:: Problem ::
Whenever a line in the records below contains "free", pick it out.

(Element data from apps and pages)

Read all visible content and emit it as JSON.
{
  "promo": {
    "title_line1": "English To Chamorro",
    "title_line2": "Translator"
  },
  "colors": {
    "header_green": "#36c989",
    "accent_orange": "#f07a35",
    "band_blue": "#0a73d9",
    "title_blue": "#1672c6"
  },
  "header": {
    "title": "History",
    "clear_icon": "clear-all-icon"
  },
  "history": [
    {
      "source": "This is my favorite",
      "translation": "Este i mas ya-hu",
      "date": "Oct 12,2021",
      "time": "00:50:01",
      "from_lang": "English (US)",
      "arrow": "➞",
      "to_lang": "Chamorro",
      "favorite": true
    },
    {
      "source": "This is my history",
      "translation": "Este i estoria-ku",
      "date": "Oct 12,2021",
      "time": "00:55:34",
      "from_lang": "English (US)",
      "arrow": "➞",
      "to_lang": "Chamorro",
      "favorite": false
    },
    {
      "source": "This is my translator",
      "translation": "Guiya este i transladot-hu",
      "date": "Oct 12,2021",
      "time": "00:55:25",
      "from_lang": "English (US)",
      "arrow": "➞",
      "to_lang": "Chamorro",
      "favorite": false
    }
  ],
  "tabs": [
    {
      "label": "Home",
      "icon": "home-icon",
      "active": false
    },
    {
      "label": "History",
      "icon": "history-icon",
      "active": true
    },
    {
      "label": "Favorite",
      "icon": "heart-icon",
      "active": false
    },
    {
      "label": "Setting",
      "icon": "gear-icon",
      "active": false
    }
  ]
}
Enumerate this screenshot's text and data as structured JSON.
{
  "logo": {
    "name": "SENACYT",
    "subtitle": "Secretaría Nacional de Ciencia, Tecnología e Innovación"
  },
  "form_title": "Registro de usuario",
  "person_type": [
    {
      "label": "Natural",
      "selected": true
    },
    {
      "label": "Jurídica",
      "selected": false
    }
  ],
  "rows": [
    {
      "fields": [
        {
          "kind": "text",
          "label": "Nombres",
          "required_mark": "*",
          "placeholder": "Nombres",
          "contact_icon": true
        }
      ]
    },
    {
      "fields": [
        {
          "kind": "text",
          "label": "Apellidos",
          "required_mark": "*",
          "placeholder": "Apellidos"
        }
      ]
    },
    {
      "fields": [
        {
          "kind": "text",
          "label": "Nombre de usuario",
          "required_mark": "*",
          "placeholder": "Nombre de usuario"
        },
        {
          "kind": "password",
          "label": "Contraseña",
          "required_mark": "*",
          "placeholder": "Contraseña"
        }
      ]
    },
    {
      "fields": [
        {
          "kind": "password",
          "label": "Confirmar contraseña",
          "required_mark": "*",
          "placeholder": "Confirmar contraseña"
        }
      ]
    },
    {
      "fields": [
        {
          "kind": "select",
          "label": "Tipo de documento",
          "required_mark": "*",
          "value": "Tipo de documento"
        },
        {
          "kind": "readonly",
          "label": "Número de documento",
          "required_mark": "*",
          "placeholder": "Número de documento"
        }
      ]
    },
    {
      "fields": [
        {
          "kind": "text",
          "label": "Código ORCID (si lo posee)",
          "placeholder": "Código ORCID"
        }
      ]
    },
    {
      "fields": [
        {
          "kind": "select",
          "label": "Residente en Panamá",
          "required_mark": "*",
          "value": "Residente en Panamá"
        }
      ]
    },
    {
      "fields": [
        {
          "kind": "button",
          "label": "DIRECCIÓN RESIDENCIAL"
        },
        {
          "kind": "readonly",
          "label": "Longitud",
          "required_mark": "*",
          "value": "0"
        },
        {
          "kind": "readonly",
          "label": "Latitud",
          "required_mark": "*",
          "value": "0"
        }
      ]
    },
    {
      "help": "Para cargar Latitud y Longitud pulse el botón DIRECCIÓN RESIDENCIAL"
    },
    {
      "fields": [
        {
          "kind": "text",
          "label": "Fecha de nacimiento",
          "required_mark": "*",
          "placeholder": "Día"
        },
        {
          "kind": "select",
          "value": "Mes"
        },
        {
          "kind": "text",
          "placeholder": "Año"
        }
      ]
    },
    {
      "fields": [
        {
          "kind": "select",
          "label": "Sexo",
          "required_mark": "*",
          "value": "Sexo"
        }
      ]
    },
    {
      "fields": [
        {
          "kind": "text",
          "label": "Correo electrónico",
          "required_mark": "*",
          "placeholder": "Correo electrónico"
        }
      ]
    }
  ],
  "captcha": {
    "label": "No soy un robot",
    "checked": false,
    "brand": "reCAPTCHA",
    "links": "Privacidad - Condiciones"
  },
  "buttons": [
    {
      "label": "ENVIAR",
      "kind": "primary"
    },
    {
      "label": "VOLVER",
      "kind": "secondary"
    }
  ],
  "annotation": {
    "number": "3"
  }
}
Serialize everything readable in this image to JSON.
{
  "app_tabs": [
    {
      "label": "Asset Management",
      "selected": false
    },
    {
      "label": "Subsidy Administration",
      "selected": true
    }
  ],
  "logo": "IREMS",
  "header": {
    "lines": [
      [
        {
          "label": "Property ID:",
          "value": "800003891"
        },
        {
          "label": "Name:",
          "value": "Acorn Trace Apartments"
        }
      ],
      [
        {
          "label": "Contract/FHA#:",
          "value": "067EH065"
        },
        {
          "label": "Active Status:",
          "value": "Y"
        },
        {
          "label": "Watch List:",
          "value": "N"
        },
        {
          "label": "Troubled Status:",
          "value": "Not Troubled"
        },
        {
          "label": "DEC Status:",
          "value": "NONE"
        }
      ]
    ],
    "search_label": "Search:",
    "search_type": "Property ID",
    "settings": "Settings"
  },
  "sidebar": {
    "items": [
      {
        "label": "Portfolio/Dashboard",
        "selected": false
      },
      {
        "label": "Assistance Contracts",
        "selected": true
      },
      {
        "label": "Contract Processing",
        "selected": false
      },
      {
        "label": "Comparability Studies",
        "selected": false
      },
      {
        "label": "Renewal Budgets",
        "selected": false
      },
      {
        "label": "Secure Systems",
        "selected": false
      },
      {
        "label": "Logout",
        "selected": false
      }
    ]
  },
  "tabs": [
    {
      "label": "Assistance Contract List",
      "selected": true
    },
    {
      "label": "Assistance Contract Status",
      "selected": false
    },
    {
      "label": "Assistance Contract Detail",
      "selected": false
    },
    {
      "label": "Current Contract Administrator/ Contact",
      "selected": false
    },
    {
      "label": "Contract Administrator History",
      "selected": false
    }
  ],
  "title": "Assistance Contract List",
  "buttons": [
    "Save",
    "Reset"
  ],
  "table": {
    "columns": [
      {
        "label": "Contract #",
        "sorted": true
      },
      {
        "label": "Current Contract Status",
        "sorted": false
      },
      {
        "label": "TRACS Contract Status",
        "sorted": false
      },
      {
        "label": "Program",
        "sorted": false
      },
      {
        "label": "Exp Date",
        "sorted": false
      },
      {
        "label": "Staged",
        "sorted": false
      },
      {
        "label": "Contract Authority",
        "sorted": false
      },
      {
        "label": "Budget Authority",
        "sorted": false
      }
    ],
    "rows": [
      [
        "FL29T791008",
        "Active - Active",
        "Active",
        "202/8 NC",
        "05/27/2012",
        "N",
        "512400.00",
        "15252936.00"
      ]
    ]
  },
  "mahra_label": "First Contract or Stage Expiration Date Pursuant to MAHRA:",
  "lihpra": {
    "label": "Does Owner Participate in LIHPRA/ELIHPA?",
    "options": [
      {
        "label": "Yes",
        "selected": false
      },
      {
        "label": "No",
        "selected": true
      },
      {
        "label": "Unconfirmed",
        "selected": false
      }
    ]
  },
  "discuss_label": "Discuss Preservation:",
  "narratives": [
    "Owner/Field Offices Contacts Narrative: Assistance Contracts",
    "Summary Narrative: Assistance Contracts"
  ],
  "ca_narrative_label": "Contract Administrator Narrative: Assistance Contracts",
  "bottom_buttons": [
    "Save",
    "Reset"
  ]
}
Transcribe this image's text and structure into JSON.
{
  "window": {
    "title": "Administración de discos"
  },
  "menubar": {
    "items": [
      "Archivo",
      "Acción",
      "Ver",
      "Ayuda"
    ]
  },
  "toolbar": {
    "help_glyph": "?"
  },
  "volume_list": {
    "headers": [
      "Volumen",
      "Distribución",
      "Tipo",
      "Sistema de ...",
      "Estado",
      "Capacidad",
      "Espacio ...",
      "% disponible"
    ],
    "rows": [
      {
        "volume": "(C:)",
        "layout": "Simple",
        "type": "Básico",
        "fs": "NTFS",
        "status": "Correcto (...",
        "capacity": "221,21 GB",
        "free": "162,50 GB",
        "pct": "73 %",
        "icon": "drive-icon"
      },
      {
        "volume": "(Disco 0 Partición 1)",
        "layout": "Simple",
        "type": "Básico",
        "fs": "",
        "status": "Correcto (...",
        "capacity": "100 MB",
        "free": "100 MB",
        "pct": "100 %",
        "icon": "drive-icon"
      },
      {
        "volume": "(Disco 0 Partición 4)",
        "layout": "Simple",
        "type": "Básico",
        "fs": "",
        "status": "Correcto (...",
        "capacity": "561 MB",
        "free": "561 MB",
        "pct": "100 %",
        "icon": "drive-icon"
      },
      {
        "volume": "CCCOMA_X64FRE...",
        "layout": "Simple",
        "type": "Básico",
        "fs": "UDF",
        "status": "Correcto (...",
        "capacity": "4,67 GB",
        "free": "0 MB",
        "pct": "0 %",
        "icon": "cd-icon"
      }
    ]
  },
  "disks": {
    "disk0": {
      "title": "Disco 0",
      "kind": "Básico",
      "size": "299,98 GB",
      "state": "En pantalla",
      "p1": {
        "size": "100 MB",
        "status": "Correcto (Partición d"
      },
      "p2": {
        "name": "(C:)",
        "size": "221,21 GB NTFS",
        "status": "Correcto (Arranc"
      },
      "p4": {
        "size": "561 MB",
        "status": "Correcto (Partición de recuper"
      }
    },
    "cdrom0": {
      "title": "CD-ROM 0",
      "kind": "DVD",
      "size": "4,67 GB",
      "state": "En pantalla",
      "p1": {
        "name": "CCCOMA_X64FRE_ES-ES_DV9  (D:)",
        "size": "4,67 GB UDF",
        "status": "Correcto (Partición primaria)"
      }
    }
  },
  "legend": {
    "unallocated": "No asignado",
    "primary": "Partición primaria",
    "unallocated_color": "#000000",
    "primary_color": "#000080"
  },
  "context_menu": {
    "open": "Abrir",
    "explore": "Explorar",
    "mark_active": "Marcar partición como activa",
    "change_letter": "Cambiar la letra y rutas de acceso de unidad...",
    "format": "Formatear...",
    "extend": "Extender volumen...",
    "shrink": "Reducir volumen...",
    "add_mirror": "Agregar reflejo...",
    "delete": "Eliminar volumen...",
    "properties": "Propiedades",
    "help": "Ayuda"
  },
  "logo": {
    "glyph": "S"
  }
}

:: Answer to the problem ::
        "free": "162,50 GB",
        "free": "100 MB",
        "free": "561 MB",
        "free": "0 MB",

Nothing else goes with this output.